Snow that started falling across the Northland Wednesday, causing power outages and prompting schools to close, is expected to taper off this morning – but some Minnesotans could face upcoming flooding problems.
About 8.7 inches had come down by the National Weather Service Duluth station as of 1 a.m., not quite 24 hours after the storm first moved in.
A winter storm warning was in effect until 7 a.m. Thursday, with weather officials noting there could be "extremely hazardous" travel conditions.
The National Weather Service says people in the Twin Ports and along the south shore of Lake Superior can expect snow to continue through Thursday morning. By the time it ends, forecasters say 12 to 18 inches could be on the ground in an area from Bemidji and the Iron Range through the Twin Ports and up the north and south shores of Lake Superior.
Some areas have only seen rain. That's because warm air coming off the lake changed the snow to rain along part of the Duluth shoreline and in Superior, FOX 21 meteorologist Gino Recchia wrote on Facebook.
Flood warnings issued
And now flooding becomes a concern for some residents.
Here's the National Weather Service's current look at warnings in the region (click to go the service's actual page, with the most updated info).
The green areas are flood-related.
There's a flood warning issued for the St. Louis River at Scanlon, affecting Carlton County (the brighter green just south of Hbbing).
Rain of 1-4 inches was observed upstream, and the river has gone up 3 feet in the past day, the stage measuring in at 9.9 feet late Wednesday. Because of that, they're expecting it to crest into "minor flood stage," possibly as early as Thursday afternoon (flood stage is 10.5 feet).
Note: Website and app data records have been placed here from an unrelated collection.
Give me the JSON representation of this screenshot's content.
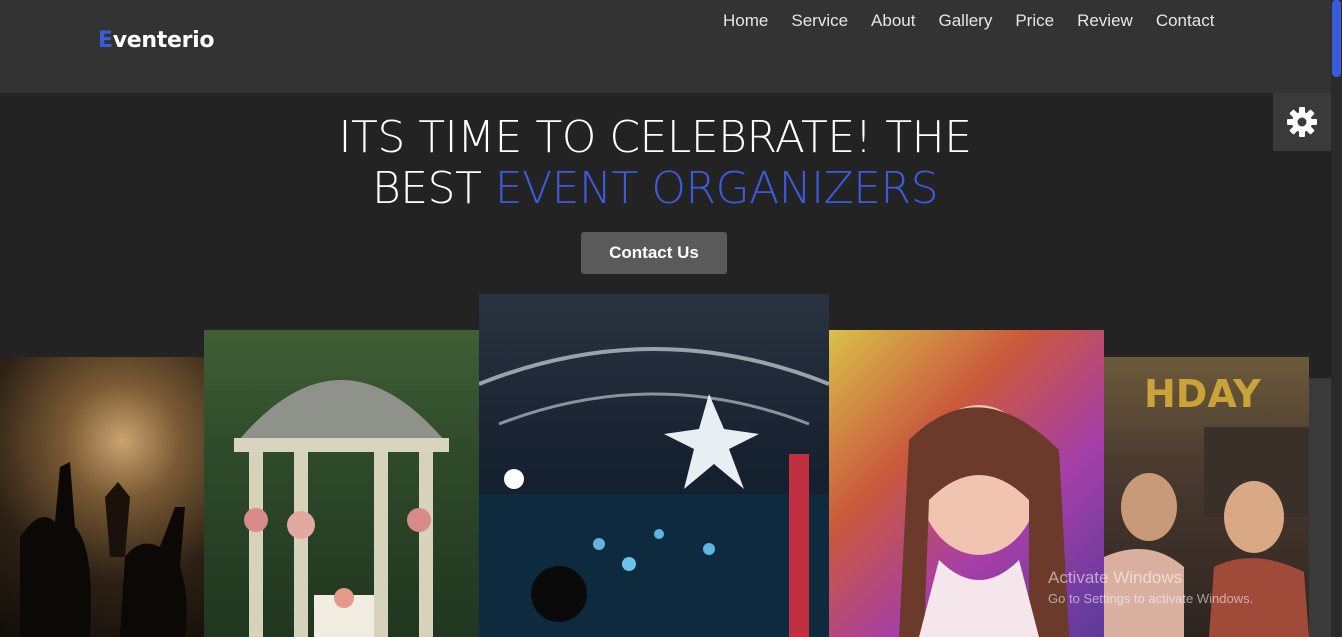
{
  "brand": {
    "logo_first_letter": "E",
    "logo_rest": "venterio",
    "accent_color": "#3b5bdb"
  },
  "nav": {
    "items": [
      "Home",
      "Service",
      "About",
      "Gallery",
      "Price",
      "Review",
      "Contact"
    ]
  },
  "hero": {
    "title_part1": "ITS TIME TO CELEBRATE! THE",
    "title_part2_prefix": "BEST ",
    "title_part2_highlight": "EVENT ORGANIZERS",
    "button_label": "Contact Us"
  },
  "settings": {
    "icon": "gear-icon"
  },
  "gallery": {
    "photos": [
      "concert-crowd-photo",
      "garden-gazebo-photo",
      "nightclub-party-photo",
      "color-powder-girl-photo",
      "birthday-party-photo",
      "partial-photo"
    ]
  },
  "watermark": {
    "line1": "Activate Windows",
    "line2": "Go to Settings to activate Windows."
  }
}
Then there's the flood watch for the Mississippi River at Aitkin, affecting Aitkin and Crow Wing counties. That rain upstream could lead to some minor flooding in the area. Wednesday afternoon the stage was at 9.4 feet – flood stage is 13 feet, and it could crest above that by Saturday afternoon.
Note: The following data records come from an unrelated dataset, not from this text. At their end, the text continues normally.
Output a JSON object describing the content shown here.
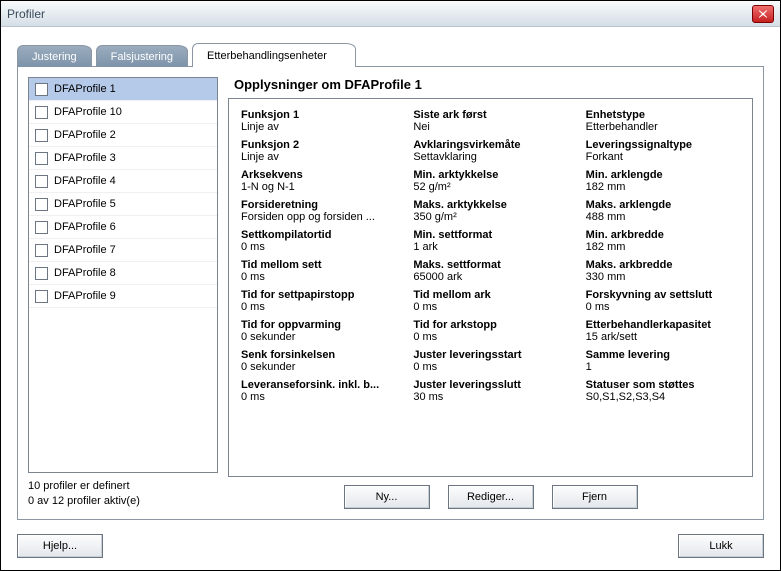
{
  "window": {
    "title": "Profiler"
  },
  "tabs": {
    "justering": "Justering",
    "falsjustering": "Falsjustering",
    "etterbehandling": "Etterbehandlingsenheter"
  },
  "profiles": [
    {
      "name": "DFAProfile 1",
      "selected": true,
      "checked": false
    },
    {
      "name": "DFAProfile 10",
      "selected": false,
      "checked": false
    },
    {
      "name": "DFAProfile 2",
      "selected": false,
      "checked": false
    },
    {
      "name": "DFAProfile 3",
      "selected": false,
      "checked": false
    },
    {
      "name": "DFAProfile 4",
      "selected": false,
      "checked": false
    },
    {
      "name": "DFAProfile 5",
      "selected": false,
      "checked": false
    },
    {
      "name": "DFAProfile 6",
      "selected": false,
      "checked": false
    },
    {
      "name": "DFAProfile 7",
      "selected": false,
      "checked": false
    },
    {
      "name": "DFAProfile 8",
      "selected": false,
      "checked": false
    },
    {
      "name": "DFAProfile 9",
      "selected": false,
      "checked": false
    }
  ],
  "status": {
    "line1": "10 profiler er definert",
    "line2": "0 av 12 profiler aktiv(e)"
  },
  "detail_title": "Opplysninger om DFAProfile 1",
  "details": {
    "col1": [
      {
        "label": "Funksjon 1",
        "value": "Linje av"
      },
      {
        "label": "Funksjon 2",
        "value": "Linje av"
      },
      {
        "label": "Arksekvens",
        "value": "1-N og N-1"
      },
      {
        "label": "Forsideretning",
        "value": "Forsiden opp og forsiden ..."
      },
      {
        "label": "Settkompilatortid",
        "value": "0 ms"
      },
      {
        "label": "Tid mellom sett",
        "value": "0 ms"
      },
      {
        "label": "Tid for settpapirstopp",
        "value": "0 ms"
      },
      {
        "label": "Tid for oppvarming",
        "value": "0 sekunder"
      },
      {
        "label": "Senk forsinkelsen",
        "value": "0 sekunder"
      },
      {
        "label": "Leveranseforsink. inkl. b...",
        "value": "0 ms"
      }
    ],
    "col2": [
      {
        "label": "Siste ark først",
        "value": "Nei"
      },
      {
        "label": "Avklaringsvirkemåte",
        "value": "Settavklaring"
      },
      {
        "label": "Min. arktykkelse",
        "value": "52 g/m²"
      },
      {
        "label": "Maks. arktykkelse",
        "value": "350 g/m²"
      },
      {
        "label": "Min. settformat",
        "value": "1 ark"
      },
      {
        "label": "Maks. settformat",
        "value": "65000 ark"
      },
      {
        "label": "Tid mellom ark",
        "value": "0 ms"
      },
      {
        "label": "Tid for arkstopp",
        "value": "0 ms"
      },
      {
        "label": "Juster leveringsstart",
        "value": "0 ms"
      },
      {
        "label": "Juster leveringsslutt",
        "value": "30 ms"
      }
    ],
    "col3": [
      {
        "label": "Enhetstype",
        "value": "Etterbehandler"
      },
      {
        "label": "Leveringssignaltype",
        "value": "Forkant"
      },
      {
        "label": "Min. arklengde",
        "value": "182 mm"
      },
      {
        "label": "Maks. arklengde",
        "value": "488 mm"
      },
      {
        "label": "Min. arkbredde",
        "value": "182 mm"
      },
      {
        "label": "Maks. arkbredde",
        "value": "330 mm"
      },
      {
        "label": "Forskyvning av settslutt",
        "value": "0 ms"
      },
      {
        "label": "Etterbehandlerkapasitet",
        "value": "15 ark/sett"
      },
      {
        "label": "Samme levering",
        "value": "1"
      },
      {
        "label": "Statuser som støttes",
        "value": "S0,S1,S2,S3,S4"
      }
    ]
  },
  "buttons": {
    "ny": "Ny...",
    "rediger": "Rediger...",
    "fjern": "Fjern",
    "hjelp": "Hjelp...",
    "lukk": "Lukk"
  }
}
All the precipitation also forced the Minnesota Department of Transportation to close a section of Interstate 35 in Duluth because there was standing water through the tunnels, the Duluth News Tribune reports. Though it did reopen late Wednesday.